▸ Record extracts:
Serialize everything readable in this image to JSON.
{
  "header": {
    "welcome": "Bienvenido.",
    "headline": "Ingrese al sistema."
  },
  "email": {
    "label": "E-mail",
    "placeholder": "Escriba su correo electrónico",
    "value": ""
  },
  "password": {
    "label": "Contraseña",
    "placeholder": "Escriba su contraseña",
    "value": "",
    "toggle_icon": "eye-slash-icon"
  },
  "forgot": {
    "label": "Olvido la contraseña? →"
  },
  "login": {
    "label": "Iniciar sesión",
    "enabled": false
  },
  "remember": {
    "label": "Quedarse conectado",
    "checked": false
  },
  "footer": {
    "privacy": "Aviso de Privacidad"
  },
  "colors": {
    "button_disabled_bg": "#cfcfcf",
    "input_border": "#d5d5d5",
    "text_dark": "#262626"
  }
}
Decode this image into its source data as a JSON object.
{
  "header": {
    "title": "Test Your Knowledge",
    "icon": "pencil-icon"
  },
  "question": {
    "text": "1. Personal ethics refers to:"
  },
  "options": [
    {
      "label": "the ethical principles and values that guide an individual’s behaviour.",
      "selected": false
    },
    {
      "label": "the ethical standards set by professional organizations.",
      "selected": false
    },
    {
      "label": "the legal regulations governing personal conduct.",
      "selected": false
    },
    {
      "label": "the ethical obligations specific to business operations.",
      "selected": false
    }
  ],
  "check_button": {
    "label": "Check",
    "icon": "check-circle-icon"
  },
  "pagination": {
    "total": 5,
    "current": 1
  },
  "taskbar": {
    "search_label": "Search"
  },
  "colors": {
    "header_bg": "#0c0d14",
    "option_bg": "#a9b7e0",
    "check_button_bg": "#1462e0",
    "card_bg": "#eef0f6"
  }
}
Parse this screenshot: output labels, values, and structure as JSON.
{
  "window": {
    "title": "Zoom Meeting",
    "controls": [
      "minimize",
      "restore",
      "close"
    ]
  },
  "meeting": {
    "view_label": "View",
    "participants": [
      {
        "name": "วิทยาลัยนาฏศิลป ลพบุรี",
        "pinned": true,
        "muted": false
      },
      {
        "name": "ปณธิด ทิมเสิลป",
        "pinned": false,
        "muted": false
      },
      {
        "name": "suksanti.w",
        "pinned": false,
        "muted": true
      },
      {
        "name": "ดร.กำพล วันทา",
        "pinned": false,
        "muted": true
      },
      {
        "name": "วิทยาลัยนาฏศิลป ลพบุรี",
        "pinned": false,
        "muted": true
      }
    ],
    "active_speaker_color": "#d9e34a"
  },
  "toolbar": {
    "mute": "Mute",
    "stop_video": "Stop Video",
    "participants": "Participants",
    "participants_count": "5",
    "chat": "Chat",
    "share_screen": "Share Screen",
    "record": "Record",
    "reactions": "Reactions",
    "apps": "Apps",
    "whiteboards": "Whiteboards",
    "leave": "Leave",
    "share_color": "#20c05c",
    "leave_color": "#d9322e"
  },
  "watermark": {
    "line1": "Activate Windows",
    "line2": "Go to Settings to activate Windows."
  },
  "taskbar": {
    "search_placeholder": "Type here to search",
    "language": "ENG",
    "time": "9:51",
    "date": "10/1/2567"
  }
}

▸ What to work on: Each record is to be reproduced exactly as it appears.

▸ Solution:
Serialize everything readable in this image to JSON.
{
  "header": {
    "welcome": "Bienvenido.",
    "headline": "Ingrese al sistema."
  },
  "email": {
    "label": "E-mail",
    "placeholder": "Escriba su correo electrónico",
    "value": ""
  },
  "password": {
    "label": "Contraseña",
    "placeholder": "Escriba su contraseña",
    "value": "",
    "toggle_icon": "eye-slash-icon"
  },
  "forgot": {
    "label": "Olvido la contraseña? →"
  },
  "login": {
    "label": "Iniciar sesión",
    "enabled": false
  },
  "remember": {
    "label": "Quedarse conectado",
    "checked": false
  },
  "footer": {
    "privacy": "Aviso de Privacidad"
  },
  "colors": {
    "button_disabled_bg": "#cfcfcf",
    "input_border": "#d5d5d5",
    "text_dark": "#262626"
  }
}
Decode this image into its source data as a JSON object.
{
  "header": {
    "title": "Test Your Knowledge",
    "icon": "pencil-icon"
  },
  "question": {
    "text": "1. Personal ethics refers to:"
  },
  "options": [
    {
      "label": "the ethical principles and values that guide an individual’s behaviour.",
      "selected": false
    },
    {
      "label": "the ethical standards set by professional organizations.",
      "selected": false
    },
    {
      "label": "the legal regulations governing personal conduct.",
      "selected": false
    },
    {
      "label": "the ethical obligations specific to business operations.",
      "selected": false
    }
  ],
  "check_button": {
    "label": "Check",
    "icon": "check-circle-icon"
  },
  "pagination": {
    "total": 5,
    "current": 1
  },
  "taskbar": {
    "search_label": "Search"
  },
  "colors": {
    "header_bg": "#0c0d14",
    "option_bg": "#a9b7e0",
    "check_button_bg": "#1462e0",
    "card_bg": "#eef0f6"
  }
}
Parse this screenshot: output labels, values, and structure as JSON.
{
  "window": {
    "title": "Zoom Meeting",
    "controls": [
      "minimize",
      "restore",
      "close"
    ]
  },
  "meeting": {
    "view_label": "View",
    "participants": [
      {
        "name": "วิทยาลัยนาฏศิลป ลพบุรี",
        "pinned": true,
        "muted": false
      },
      {
        "name": "ปณธิด ทิมเสิลป",
        "pinned": false,
        "muted": false
      },
      {
        "name": "suksanti.w",
        "pinned": false,
        "muted": true
      },
      {
        "name": "ดร.กำพล วันทา",
        "pinned": false,
        "muted": true
      },
      {
        "name": "วิทยาลัยนาฏศิลป ลพบุรี",
        "pinned": false,
        "muted": true
      }
    ],
    "active_speaker_color": "#d9e34a"
  },
  "toolbar": {
    "mute": "Mute",
    "stop_video": "Stop Video",
    "participants": "Participants",
    "participants_count": "5",
    "chat": "Chat",
    "share_screen": "Share Screen",
    "record": "Record",
    "reactions": "Reactions",
    "apps": "Apps",
    "whiteboards": "Whiteboards",
    "leave": "Leave",
    "share_color": "#20c05c",
    "leave_color": "#d9322e"
  },
  "watermark": {
    "line1": "Activate Windows",
    "line2": "Go to Settings to activate Windows."
  },
  "taskbar": {
    "search_placeholder": "Type here to search",
    "language": "ENG",
    "time": "9:51",
    "date": "10/1/2567"
  }
}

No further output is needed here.